In 2005 Kimi Raikkonen was a championship contender at this stage in the season yet again but yet again he failed to make the finish, suffering hydraulic failure on lap 35 – this was his fifth consecutive retirement at the circuit. Tyres were just as much an issue in 2005 as they are today, with both Ferraris of Michael Schumacher and Rubens Barrichello suffering from the poor durability of the Bridgestones. After the race, Michael Schuamcher maintained third place in the championship standings but was 40 points adrift now of championship leader and German Grand Prix winner Fernando Alonso, who inherited the lead after Raikkonen’s mechanical misfortune. Schumacher’s late race tyre issues demoted him to fifth position by the time the chequered flag came out. Jaques Villeneuve was involved in three separate incidents that day – with Barrichello, Robert Doornbos and Tiago Monteiro.

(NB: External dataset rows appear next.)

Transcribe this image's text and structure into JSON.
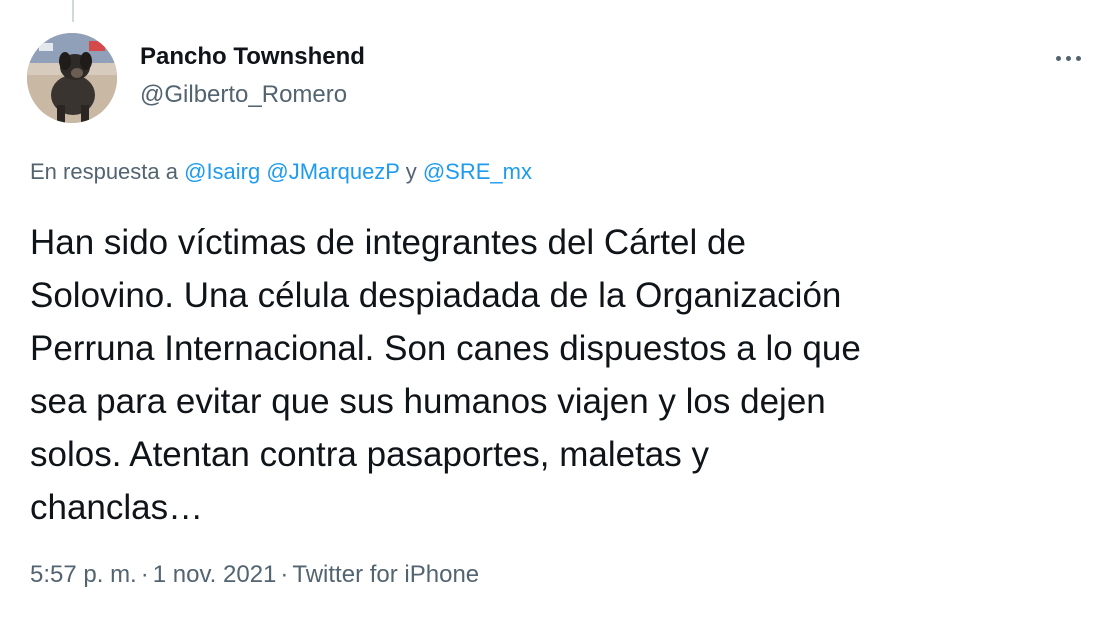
{
  "author": {
    "display_name": "Pancho Townshend",
    "handle": "@Gilberto_Romero",
    "avatar_icon": "dog-avatar"
  },
  "menu": {
    "icon": "more-dots-icon"
  },
  "reply": {
    "prefix": "En respuesta a",
    "mentions": [
      "@Isairg",
      "@JMarquezP",
      "@SRE_mx"
    ],
    "conjunction": "y"
  },
  "tweet": {
    "lines": [
      "Han sido víctimas de integrantes del Cártel de",
      "Solovino. Una célula despiadada de la Organización",
      "Perruna Internacional. Son canes dispuestos a lo que",
      "sea para evitar que sus humanos viajen y los dejen",
      "solos. Atentan contra pasaportes, maletas y",
      "chanclas…"
    ]
  },
  "meta": {
    "time": "5:57 p. m.",
    "separator": "·",
    "date": "1 nov. 2021",
    "source": "Twitter for iPhone"
  },
  "colors": {
    "link": "#1d9bf0",
    "secondary_text": "#536471",
    "primary_text": "#0f1419"
  }
}
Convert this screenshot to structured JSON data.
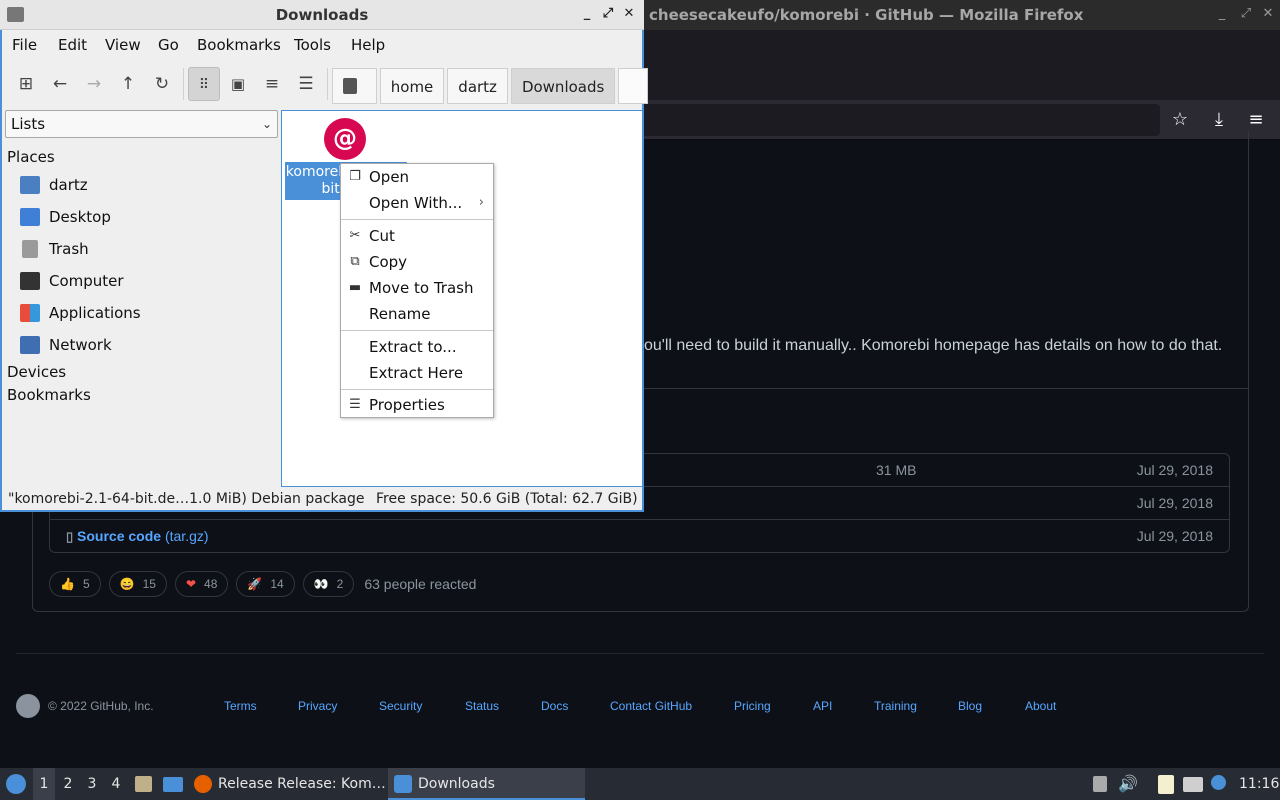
{
  "firefox": {
    "title": "cheesecakeufo/komorebi · GitHub — Mozilla Firefox"
  },
  "github": {
    "note": "ou'll need to build it manually.. Komorebi homepage has details on how to do that.",
    "assets": [
      {
        "name": "",
        "paren": "",
        "size": "31 MB",
        "date": "Jul 29, 2018"
      },
      {
        "name": "",
        "paren": "",
        "size": "",
        "date": "Jul 29, 2018"
      },
      {
        "name": "Source code",
        "paren": "(tar.gz)",
        "size": "",
        "date": "Jul 29, 2018"
      }
    ],
    "reactions": [
      {
        "emoji": "👍",
        "count": "5"
      },
      {
        "emoji": "😄",
        "count": "15"
      },
      {
        "emoji": "❤",
        "count": "48"
      },
      {
        "emoji": "🚀",
        "count": "14"
      },
      {
        "emoji": "👀",
        "count": "2"
      }
    ],
    "reacted_text": "63 people reacted",
    "footer": {
      "copyright": "© 2022 GitHub, Inc.",
      "links": [
        "Terms",
        "Privacy",
        "Security",
        "Status",
        "Docs",
        "Contact GitHub",
        "Pricing",
        "API",
        "Training",
        "Blog",
        "About"
      ]
    }
  },
  "file_manager": {
    "title": "Downloads",
    "menu": [
      "File",
      "Edit",
      "View",
      "Go",
      "Bookmarks",
      "Tools",
      "Help"
    ],
    "path": [
      "/",
      "home",
      "dartz",
      "Downloads"
    ],
    "side_mode": "Lists",
    "places_heading": "Places",
    "places": [
      "dartz",
      "Desktop",
      "Trash",
      "Computer",
      "Applications",
      "Network"
    ],
    "devices_heading": "Devices",
    "bookmarks_heading": "Bookmarks",
    "file_label": "komorebi-2.1-64-bit.deb",
    "status_left": "\"komorebi-2.1-64-bit.de…1.0 MiB) Debian package",
    "status_right": "Free space: 50.6 GiB (Total: 62.7 GiB)"
  },
  "context_menu": {
    "open": "Open",
    "open_with": "Open With...",
    "cut": "Cut",
    "copy": "Copy",
    "move_to_trash": "Move to Trash",
    "rename": "Rename",
    "extract_to": "Extract to...",
    "extract_here": "Extract Here",
    "properties": "Properties"
  },
  "taskbar": {
    "desktops": [
      "1",
      "2",
      "3",
      "4"
    ],
    "tasks": [
      "Release Release: Kom…",
      "Downloads"
    ],
    "clock": "11:16"
  },
  "colors": {
    "accent": "#4a90d9",
    "github_bg": "#0d1117",
    "link": "#58a6ff",
    "debian": "#d70751"
  }
}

The German Grand Prix was the centre of the season’s controversy in 2006. Mass damper systems were the blown diffusers of their day and prior to the event, the Renault team’s mass damper system was deemed legal by the FIA appointed stewards, despite the FIA themselves banning them. The FIA appealed this decision but Renault took the decision to remove the dampers themselves to prevent further sanctions. This affected the performance of the car and set up a close finish to the season between themselves and Ferrari. Raikkonen was on pole but McLaren had fuelled his car incorrectly – when the Finn pitted early he was out of contention for victory and Ferrari took a dominant one-two led by Michael Schumacher, ahead of Massa in his first season for the team, whilst Raikkonen completed the podium. This was Jacques Villeneuve’s last Formula One race.
Thanks to the aforementioned alternation of German Grand Prix hosts with the Nurburgring, the next time Formula One returned to Hockenheim was in 2008. Amazingly, there were very few drivers left in the sport who had raced at the previous Grand Prix at the track in 2006. Lewis Hamilton brilliantly won his second consecutive victory after finishing the British Grand Prix that year over a minute ahead of anyone else. The Brit overtook teammate Heikki Kovaleinen and Renault’s Nelson Piquet in the closing stages to extend his championship lead. In contrast to 2003, a record sixteen drivers finished on the lead lap, aided by the deployment of the safety car which neutralised the race and closed up the field. Raikkonen only finished sixth, carrying on his poor run of form at the Hockenheim circuit which he will hope to change this weekend. Thanks to leaving the sport in 2010 and 2011, he has not raced at Hockenheim in four years.
The 2010 German Grand Prix was another controversial race at Hockenheim. Felipe Massa was leading a Ferrari one-two ahead of his team mate Fernando Alonso, when Massa’s race engineer Rob Smedley came on the radio and uttered the now infamous line “Okay… so… Fernando is faster than you. Can you confirm you understood that message?” The team were fined $100,000 for breaking the rules banning team orders, which has since been lifted.
Let’s hope this weekend is more about the racing than controversies…